U.S. Rep. Buddy Carter (R-GA) called on the Federal Trade Commission (FTC) to launch an investigation into alleged predatory practices by pharmacy benefit managers (PBMs) that he says have caused prescription drug prices to skyrocket.
Rep. Carter and U.S. Rep. Diana Harshbarger (R-TN) requested the report in an 11-page, May 24 letter sent to FTC Chair Lina Khan as formal comments filed in the FTC’s Solicitation for Public Comments on the Business Practices of Pharmacy Benefit Managers and their Impact on Independent Pharmacies and Consumers.
“We offer informed and unique perspectives on these issues from our professional pharmacist backgrounds, and believe a FTC 6(b) investigation and analysis of the roles the largest and market-dominating PBMs play in U.S. pharmaceutical supply chains could not be more timely or necessary,” wrote Rep. Carter and his colleagues.
PBMs have grown into some of the largest, most profitable companies in the nation, according to the lawmakers, who wrote that PBMs act as middlemen between pharmacies, drug manufacturing companies, and health insurance plans to administer prescription drug benefits, and play a large role in determining which prescription drugs are covered by insurance plans and how much they cost.
“Right now, medications leave the manufacturer at one price then skyrocket before they reach the pharmacy and the PBMs refuse to explain why,” they wrote. “Patients deserve better.”
Specifically, PBMs increasingly employ a host of practices that result in higher prices for payers/consumers and eliminate opportunities to reduce overall costs, including anti-competitive practices, direct and indirect remuneration fees, and spread pricing, according to the lawmakers’ letter.
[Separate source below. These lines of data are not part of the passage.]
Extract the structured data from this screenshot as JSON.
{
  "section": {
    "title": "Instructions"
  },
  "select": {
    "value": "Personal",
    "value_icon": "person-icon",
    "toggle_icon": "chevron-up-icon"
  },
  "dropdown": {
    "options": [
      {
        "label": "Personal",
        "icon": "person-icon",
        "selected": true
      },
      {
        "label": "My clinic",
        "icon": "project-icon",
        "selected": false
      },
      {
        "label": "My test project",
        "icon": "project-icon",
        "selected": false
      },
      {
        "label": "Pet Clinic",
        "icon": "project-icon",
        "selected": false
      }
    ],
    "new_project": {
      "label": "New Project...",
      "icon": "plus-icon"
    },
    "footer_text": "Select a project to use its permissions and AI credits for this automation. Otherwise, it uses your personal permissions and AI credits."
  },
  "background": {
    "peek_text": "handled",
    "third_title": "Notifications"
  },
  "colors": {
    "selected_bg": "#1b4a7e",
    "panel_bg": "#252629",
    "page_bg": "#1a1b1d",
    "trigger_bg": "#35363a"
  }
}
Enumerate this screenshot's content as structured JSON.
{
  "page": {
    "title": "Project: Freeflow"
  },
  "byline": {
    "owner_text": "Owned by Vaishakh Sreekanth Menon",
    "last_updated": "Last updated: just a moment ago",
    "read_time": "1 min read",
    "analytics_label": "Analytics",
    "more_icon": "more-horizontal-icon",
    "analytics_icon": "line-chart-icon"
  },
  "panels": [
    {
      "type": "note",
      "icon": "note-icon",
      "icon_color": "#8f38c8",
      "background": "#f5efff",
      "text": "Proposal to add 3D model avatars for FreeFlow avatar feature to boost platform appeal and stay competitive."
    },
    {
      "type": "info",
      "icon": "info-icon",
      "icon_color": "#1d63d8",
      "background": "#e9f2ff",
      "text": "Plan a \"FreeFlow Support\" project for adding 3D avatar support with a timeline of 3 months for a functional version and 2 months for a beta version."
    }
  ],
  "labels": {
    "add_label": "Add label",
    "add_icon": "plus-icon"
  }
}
“Addressing anticompetitive PBM practices is essential to help ensure that beneficiaries maintain access to pharmacies that provide critical prescription drugs and other essential services like chronic and complex disease management, wellness and prevention services, vaccines, certain testing, and disease education,” Rep. Carter and his colleague wrote.
An FTC investigation is necessary to obtain an understanding of conflicts of interest, anti-competitive conduct and marketplace distortions that are causing prescription drug prices to continuously increase, as well as to provide meaningful analysis and recommendations for future legislation to lower prescription drug prices, better protect patients and safeguard competition, the members wrote.